Directions for this task: Your answer must be the records below, reproduced exactly.

Source material:

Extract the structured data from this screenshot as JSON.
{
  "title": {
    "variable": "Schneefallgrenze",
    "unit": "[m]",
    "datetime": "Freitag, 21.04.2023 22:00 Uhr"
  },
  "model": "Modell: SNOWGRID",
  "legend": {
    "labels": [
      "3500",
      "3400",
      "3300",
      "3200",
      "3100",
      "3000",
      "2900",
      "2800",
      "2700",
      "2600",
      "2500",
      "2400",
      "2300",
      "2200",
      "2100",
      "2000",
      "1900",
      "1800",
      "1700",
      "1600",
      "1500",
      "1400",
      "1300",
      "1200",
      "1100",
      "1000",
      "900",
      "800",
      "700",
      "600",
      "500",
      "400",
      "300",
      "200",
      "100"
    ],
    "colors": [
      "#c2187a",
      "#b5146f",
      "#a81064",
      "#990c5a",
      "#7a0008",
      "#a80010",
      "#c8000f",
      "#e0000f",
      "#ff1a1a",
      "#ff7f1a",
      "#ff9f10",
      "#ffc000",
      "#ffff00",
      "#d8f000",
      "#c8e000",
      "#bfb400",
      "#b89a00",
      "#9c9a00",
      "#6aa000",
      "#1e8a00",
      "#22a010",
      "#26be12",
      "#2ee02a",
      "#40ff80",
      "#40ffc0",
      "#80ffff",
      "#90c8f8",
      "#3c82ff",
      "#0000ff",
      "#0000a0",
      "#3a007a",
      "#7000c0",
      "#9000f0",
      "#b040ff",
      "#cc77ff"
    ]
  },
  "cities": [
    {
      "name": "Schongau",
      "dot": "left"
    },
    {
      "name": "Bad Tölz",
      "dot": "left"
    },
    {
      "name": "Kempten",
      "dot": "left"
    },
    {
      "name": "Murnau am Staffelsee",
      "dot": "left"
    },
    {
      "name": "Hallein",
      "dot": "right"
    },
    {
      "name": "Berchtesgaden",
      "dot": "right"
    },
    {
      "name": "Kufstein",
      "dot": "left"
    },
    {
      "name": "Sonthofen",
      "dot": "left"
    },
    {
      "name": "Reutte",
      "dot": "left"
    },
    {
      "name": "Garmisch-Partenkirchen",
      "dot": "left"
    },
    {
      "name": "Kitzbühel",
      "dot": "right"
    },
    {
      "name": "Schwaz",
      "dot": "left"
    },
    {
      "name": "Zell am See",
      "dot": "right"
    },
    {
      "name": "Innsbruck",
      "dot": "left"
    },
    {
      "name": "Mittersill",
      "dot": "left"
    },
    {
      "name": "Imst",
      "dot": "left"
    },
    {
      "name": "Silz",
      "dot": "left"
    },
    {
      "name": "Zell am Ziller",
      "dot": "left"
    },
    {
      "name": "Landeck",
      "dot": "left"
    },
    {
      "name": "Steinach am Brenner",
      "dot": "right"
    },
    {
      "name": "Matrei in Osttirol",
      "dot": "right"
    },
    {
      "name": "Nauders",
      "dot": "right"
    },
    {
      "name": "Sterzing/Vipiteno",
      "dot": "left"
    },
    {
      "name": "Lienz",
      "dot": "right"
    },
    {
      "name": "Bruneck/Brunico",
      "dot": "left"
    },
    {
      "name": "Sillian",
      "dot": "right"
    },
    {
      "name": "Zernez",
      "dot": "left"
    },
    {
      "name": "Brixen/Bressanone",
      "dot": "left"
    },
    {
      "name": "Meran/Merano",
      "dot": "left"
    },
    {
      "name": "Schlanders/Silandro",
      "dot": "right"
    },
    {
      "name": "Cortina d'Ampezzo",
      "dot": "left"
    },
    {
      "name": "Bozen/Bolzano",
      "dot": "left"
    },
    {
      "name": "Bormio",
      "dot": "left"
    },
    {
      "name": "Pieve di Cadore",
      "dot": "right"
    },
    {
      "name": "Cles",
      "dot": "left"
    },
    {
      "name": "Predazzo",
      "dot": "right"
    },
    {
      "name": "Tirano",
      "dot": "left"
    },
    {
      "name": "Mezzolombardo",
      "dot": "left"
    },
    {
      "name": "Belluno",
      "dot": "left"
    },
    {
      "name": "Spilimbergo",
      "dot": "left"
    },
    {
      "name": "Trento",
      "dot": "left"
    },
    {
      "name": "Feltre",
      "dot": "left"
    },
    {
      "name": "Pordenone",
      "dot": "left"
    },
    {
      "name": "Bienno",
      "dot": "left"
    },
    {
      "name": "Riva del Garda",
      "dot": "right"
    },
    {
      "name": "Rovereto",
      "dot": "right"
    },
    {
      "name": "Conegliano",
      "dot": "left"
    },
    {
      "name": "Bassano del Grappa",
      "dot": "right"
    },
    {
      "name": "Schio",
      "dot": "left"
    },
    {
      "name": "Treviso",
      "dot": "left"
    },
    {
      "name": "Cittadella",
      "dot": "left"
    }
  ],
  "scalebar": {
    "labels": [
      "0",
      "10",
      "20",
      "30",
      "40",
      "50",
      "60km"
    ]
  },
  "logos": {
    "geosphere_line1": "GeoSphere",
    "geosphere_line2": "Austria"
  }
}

The completed task:
Extract the structured data from this screenshot as JSON.
{
  "title": {
    "variable": "Schneefallgrenze",
    "unit": "[m]",
    "datetime": "Freitag, 21.04.2023 22:00 Uhr"
  },
  "model": "Modell: SNOWGRID",
  "legend": {
    "labels": [
      "3500",
      "3400",
      "3300",
      "3200",
      "3100",
      "3000",
      "2900",
      "2800",
      "2700",
      "2600",
      "2500",
      "2400",
      "2300",
      "2200",
      "2100",
      "2000",
      "1900",
      "1800",
      "1700",
      "1600",
      "1500",
      "1400",
      "1300",
      "1200",
      "1100",
      "1000",
      "900",
      "800",
      "700",
      "600",
      "500",
      "400",
      "300",
      "200",
      "100"
    ],
    "colors": [
      "#c2187a",
      "#b5146f",
      "#a81064",
      "#990c5a",
      "#7a0008",
      "#a80010",
      "#c8000f",
      "#e0000f",
      "#ff1a1a",
      "#ff7f1a",
      "#ff9f10",
      "#ffc000",
      "#ffff00",
      "#d8f000",
      "#c8e000",
      "#bfb400",
      "#b89a00",
      "#9c9a00",
      "#6aa000",
      "#1e8a00",
      "#22a010",
      "#26be12",
      "#2ee02a",
      "#40ff80",
      "#40ffc0",
      "#80ffff",
      "#90c8f8",
      "#3c82ff",
      "#0000ff",
      "#0000a0",
      "#3a007a",
      "#7000c0",
      "#9000f0",
      "#b040ff",
      "#cc77ff"
    ]
  },
  "cities": [
    {
      "name": "Schongau",
      "dot": "left"
    },
    {
      "name": "Bad Tölz",
      "dot": "left"
    },
    {
      "name": "Kempten",
      "dot": "left"
    },
    {
      "name": "Murnau am Staffelsee",
      "dot": "left"
    },
    {
      "name": "Hallein",
      "dot": "right"
    },
    {
      "name": "Berchtesgaden",
      "dot": "right"
    },
    {
      "name": "Kufstein",
      "dot": "left"
    },
    {
      "name": "Sonthofen",
      "dot": "left"
    },
    {
      "name": "Reutte",
      "dot": "left"
    },
    {
      "name": "Garmisch-Partenkirchen",
      "dot": "left"
    },
    {
      "name": "Kitzbühel",
      "dot": "right"
    },
    {
      "name": "Schwaz",
      "dot": "left"
    },
    {
      "name": "Zell am See",
      "dot": "right"
    },
    {
      "name": "Innsbruck",
      "dot": "left"
    },
    {
      "name": "Mittersill",
      "dot": "left"
    },
    {
      "name": "Imst",
      "dot": "left"
    },
    {
      "name": "Silz",
      "dot": "left"
    },
    {
      "name": "Zell am Ziller",
      "dot": "left"
    },
    {
      "name": "Landeck",
      "dot": "left"
    },
    {
      "name": "Steinach am Brenner",
      "dot": "right"
    },
    {
      "name": "Matrei in Osttirol",
      "dot": "right"
    },
    {
      "name": "Nauders",
      "dot": "right"
    },
    {
      "name": "Sterzing/Vipiteno",
      "dot": "left"
    },
    {
      "name": "Lienz",
      "dot": "right"
    },
    {
      "name": "Bruneck/Brunico",
      "dot": "left"
    },
    {
      "name": "Sillian",
      "dot": "right"
    },
    {
      "name": "Zernez",
      "dot": "left"
    },
    {
      "name": "Brixen/Bressanone",
      "dot": "left"
    },
    {
      "name": "Meran/Merano",
      "dot": "left"
    },
    {
      "name": "Schlanders/Silandro",
      "dot": "right"
    },
    {
      "name": "Cortina d'Ampezzo",
      "dot": "left"
    },
    {
      "name": "Bozen/Bolzano",
      "dot": "left"
    },
    {
      "name": "Bormio",
      "dot": "left"
    },
    {
      "name": "Pieve di Cadore",
      "dot": "right"
    },
    {
      "name": "Cles",
      "dot": "left"
    },
    {
      "name": "Predazzo",
      "dot": "right"
    },
    {
      "name": "Tirano",
      "dot": "left"
    },
    {
      "name": "Mezzolombardo",
      "dot": "left"
    },
    {
      "name": "Belluno",
      "dot": "left"
    },
    {
      "name": "Spilimbergo",
      "dot": "left"
    },
    {
      "name": "Trento",
      "dot": "left"
    },
    {
      "name": "Feltre",
      "dot": "left"
    },
    {
      "name": "Pordenone",
      "dot": "left"
    },
    {
      "name": "Bienno",
      "dot": "left"
    },
    {
      "name": "Riva del Garda",
      "dot": "right"
    },
    {
      "name": "Rovereto",
      "dot": "right"
    },
    {
      "name": "Conegliano",
      "dot": "left"
    },
    {
      "name": "Bassano del Grappa",
      "dot": "right"
    },
    {
      "name": "Schio",
      "dot": "left"
    },
    {
      "name": "Treviso",
      "dot": "left"
    },
    {
      "name": "Cittadella",
      "dot": "left"
    }
  ],
  "scalebar": {
    "labels": [
      "0",
      "10",
      "20",
      "30",
      "40",
      "50",
      "60km"
    ]
  },
  "logos": {
    "geosphere_line1": "GeoSphere",
    "geosphere_line2": "Austria"
  }
}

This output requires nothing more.